Some species of plants and animals are rare. This means they're found in just a few places. There aren't very many of them. These species may have always been rare. Or, they may have once been common, but they are disappearing. Why? People are usually part of the reason. Human activities have changed or destroyed many wild places. Today, space for wildlife is running out. Food and clean water may be harder to find. Plants and animals must live together in ways they never did before. Some of them will not survive without protection.

In the United States, a law called the Endangered Species Act protects rare species. Under the Act, plants and animals are listed as “endangered” or “threatened.” Endangered species have a good chance of becoming extinct if they aren't protected. That means they will disappear from the

United States or even from Earth forever. Threatened species will likely become endangered if they aren't protected.

Right now, about 1,200 kinds of plants and animals are listed as endangered or threatened in the United States. The government must decide how to help each one. This mainly involves protecting each species' habitat. It also means protecting the plants and animals themselves. The goal of the Endangered Species Act is to help rare plants and animals become common again. Then, they won't need special protection.

Why care about rare species? Well, they might become important for food, medicine or other uses. All life on Earth helps to keep it healthy. Finally, we should save plants and animals for others to enjoy in the future.

The Wetland Connection

The graph below lists most major groups of living things covered by the Endangered Species Act. The bars show what percentage of species in each group depends on wetlands. Why are so many rare plants and animals connected to wetlands?



Percentage of endangered and threatened species that depend on wetlands

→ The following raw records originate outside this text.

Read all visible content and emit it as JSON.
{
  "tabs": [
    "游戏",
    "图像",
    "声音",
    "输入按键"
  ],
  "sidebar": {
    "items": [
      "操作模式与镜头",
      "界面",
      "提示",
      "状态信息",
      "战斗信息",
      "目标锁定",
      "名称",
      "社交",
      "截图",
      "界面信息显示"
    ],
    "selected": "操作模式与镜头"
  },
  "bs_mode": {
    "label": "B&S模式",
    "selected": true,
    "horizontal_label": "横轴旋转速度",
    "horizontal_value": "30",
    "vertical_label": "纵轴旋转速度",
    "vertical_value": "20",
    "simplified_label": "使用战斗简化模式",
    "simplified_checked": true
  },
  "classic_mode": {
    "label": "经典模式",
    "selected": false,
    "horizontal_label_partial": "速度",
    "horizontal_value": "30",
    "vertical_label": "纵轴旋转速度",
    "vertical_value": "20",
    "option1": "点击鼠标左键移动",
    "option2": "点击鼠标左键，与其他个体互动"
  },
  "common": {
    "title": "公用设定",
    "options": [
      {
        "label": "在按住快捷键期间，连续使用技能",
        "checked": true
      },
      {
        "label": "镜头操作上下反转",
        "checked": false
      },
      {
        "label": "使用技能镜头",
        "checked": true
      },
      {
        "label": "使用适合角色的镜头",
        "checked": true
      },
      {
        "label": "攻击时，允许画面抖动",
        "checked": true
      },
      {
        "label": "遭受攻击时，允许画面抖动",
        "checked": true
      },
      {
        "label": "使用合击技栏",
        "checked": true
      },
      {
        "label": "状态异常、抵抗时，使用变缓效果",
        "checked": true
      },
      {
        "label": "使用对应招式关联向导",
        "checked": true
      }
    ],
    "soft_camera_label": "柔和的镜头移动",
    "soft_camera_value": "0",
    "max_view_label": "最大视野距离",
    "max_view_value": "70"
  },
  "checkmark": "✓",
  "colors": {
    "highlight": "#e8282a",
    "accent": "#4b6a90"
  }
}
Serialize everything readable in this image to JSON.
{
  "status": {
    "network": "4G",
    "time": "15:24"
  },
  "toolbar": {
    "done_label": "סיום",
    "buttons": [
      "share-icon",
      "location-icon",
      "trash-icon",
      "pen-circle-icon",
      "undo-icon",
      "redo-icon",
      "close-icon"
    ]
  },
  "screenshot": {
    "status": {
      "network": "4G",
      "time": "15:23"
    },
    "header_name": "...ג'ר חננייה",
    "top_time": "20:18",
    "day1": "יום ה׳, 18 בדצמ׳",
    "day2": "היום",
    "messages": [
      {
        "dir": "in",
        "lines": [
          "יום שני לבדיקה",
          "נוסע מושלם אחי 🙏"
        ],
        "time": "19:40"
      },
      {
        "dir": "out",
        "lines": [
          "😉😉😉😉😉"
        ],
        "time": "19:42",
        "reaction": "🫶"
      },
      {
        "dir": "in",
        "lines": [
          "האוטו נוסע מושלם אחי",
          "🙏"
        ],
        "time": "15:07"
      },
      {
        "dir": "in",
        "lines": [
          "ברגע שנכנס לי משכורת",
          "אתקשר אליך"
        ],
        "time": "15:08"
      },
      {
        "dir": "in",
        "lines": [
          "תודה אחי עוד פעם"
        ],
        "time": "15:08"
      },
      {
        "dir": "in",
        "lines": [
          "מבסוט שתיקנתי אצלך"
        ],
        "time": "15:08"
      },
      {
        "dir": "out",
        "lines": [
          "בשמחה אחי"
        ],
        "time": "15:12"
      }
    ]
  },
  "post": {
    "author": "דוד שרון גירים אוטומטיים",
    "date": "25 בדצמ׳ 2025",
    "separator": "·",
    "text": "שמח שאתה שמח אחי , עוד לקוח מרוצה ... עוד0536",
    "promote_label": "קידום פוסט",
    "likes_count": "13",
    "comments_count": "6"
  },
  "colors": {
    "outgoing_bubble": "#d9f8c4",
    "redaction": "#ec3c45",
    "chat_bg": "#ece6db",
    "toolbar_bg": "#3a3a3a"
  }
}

Many of these species only grow or live in wetlands. Many animals visit wetlands to lay eggs or have their young. The young animals often live there at least until they are adults. Wetlands are also important spots for visiting animals to feed and drink.

North America has lost about half of its original wetlands. It's not surprising that wetland plants and animals are less common too. Luckily, laws for these species can protect wetland homes.